# Required work:
The required output is every record, reproduced exactly.

# Source information:
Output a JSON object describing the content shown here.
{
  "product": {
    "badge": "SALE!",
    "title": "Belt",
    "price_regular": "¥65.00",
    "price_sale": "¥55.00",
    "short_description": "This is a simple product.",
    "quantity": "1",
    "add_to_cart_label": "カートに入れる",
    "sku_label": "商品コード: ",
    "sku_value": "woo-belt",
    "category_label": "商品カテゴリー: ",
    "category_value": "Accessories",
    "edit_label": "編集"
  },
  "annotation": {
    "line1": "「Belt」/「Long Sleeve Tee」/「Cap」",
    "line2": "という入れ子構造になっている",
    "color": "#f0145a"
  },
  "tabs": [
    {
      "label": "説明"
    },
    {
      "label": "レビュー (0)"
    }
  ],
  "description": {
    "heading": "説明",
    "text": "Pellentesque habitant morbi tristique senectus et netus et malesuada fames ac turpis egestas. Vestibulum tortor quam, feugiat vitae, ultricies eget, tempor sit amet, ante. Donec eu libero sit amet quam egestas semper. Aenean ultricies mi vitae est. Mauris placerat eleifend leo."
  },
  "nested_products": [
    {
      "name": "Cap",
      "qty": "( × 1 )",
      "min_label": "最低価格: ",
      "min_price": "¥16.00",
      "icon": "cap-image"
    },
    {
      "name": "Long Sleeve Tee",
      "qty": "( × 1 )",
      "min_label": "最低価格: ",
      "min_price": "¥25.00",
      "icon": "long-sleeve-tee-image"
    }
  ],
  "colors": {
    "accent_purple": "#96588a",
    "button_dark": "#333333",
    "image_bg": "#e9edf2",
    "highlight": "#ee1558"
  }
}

# Solution below:
Output a JSON object describing the content shown here.
{
  "product": {
    "badge": "SALE!",
    "title": "Belt",
    "price_regular": "¥65.00",
    "price_sale": "¥55.00",
    "short_description": "This is a simple product.",
    "quantity": "1",
    "add_to_cart_label": "カートに入れる",
    "sku_label": "商品コード: ",
    "sku_value": "woo-belt",
    "category_label": "商品カテゴリー: ",
    "category_value": "Accessories",
    "edit_label": "編集"
  },
  "annotation": {
    "line1": "「Belt」/「Long Sleeve Tee」/「Cap」",
    "line2": "という入れ子構造になっている",
    "color": "#f0145a"
  },
  "tabs": [
    {
      "label": "説明"
    },
    {
      "label": "レビュー (0)"
    }
  ],
  "description": {
    "heading": "説明",
    "text": "Pellentesque habitant morbi tristique senectus et netus et malesuada fames ac turpis egestas. Vestibulum tortor quam, feugiat vitae, ultricies eget, tempor sit amet, ante. Donec eu libero sit amet quam egestas semper. Aenean ultricies mi vitae est. Mauris placerat eleifend leo."
  },
  "nested_products": [
    {
      "name": "Cap",
      "qty": "( × 1 )",
      "min_label": "最低価格: ",
      "min_price": "¥16.00",
      "icon": "cap-image"
    },
    {
      "name": "Long Sleeve Tee",
      "qty": "( × 1 )",
      "min_label": "最低価格: ",
      "min_price": "¥25.00",
      "icon": "long-sleeve-tee-image"
    }
  ],
  "colors": {
    "accent_purple": "#96588a",
    "button_dark": "#333333",
    "image_bg": "#e9edf2",
    "highlight": "#ee1558"
  }
}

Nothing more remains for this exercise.